[EXERCISE]:
Every entry, from the first to the last, should be written out exactly.

[DATA TO EXAMINE]:
━━━━━━━━━━━━━━━━━━━━━━━━━━━━━━
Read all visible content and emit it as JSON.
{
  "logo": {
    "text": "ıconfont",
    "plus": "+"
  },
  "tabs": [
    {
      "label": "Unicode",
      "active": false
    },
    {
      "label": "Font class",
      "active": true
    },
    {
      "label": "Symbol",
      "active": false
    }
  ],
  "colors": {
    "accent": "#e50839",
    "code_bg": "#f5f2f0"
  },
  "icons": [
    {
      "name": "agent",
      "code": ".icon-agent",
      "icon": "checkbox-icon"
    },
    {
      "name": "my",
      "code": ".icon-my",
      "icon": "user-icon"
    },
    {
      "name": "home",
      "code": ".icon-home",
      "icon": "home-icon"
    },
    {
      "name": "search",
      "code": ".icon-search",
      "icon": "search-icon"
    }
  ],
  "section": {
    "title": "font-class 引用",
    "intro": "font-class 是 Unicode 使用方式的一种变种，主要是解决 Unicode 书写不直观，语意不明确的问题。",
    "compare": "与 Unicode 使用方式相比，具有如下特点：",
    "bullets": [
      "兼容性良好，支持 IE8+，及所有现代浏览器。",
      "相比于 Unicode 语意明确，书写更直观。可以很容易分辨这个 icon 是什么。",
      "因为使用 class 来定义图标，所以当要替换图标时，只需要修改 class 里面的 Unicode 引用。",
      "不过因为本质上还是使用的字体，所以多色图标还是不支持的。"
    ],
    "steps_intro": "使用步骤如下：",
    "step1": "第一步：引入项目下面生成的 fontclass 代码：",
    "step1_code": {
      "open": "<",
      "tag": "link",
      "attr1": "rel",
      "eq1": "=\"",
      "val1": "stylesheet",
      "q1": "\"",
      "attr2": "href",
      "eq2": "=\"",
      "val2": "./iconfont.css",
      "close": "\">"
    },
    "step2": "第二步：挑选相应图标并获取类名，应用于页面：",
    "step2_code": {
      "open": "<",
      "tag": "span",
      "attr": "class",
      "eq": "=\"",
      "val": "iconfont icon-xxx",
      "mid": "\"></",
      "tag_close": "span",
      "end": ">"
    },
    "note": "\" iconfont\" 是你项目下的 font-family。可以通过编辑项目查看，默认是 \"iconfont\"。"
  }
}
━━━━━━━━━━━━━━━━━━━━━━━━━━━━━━
[ANSWER SPACE]:
Read all visible content and emit it as JSON.
{
  "logo": {
    "text": "ıconfont",
    "plus": "+"
  },
  "tabs": [
    {
      "label": "Unicode",
      "active": false
    },
    {
      "label": "Font class",
      "active": true
    },
    {
      "label": "Symbol",
      "active": false
    }
  ],
  "colors": {
    "accent": "#e50839",
    "code_bg": "#f5f2f0"
  },
  "icons": [
    {
      "name": "agent",
      "code": ".icon-agent",
      "icon": "checkbox-icon"
    },
    {
      "name": "my",
      "code": ".icon-my",
      "icon": "user-icon"
    },
    {
      "name": "home",
      "code": ".icon-home",
      "icon": "home-icon"
    },
    {
      "name": "search",
      "code": ".icon-search",
      "icon": "search-icon"
    }
  ],
  "section": {
    "title": "font-class 引用",
    "intro": "font-class 是 Unicode 使用方式的一种变种，主要是解决 Unicode 书写不直观，语意不明确的问题。",
    "compare": "与 Unicode 使用方式相比，具有如下特点：",
    "bullets": [
      "兼容性良好，支持 IE8+，及所有现代浏览器。",
      "相比于 Unicode 语意明确，书写更直观。可以很容易分辨这个 icon 是什么。",
      "因为使用 class 来定义图标，所以当要替换图标时，只需要修改 class 里面的 Unicode 引用。",
      "不过因为本质上还是使用的字体，所以多色图标还是不支持的。"
    ],
    "steps_intro": "使用步骤如下：",
    "step1": "第一步：引入项目下面生成的 fontclass 代码：",
    "step1_code": {
      "open": "<",
      "tag": "link",
      "attr1": "rel",
      "eq1": "=\"",
      "val1": "stylesheet",
      "q1": "\"",
      "attr2": "href",
      "eq2": "=\"",
      "val2": "./iconfont.css",
      "close": "\">"
    },
    "step2": "第二步：挑选相应图标并获取类名，应用于页面：",
    "step2_code": {
      "open": "<",
      "tag": "span",
      "attr": "class",
      "eq": "=\"",
      "val": "iconfont icon-xxx",
      "mid": "\"></",
      "tag_close": "span",
      "end": ">"
    },
    "note": "\" iconfont\" 是你项目下的 font-family。可以通过编辑项目查看，默认是 \"iconfont\"。"
  }
}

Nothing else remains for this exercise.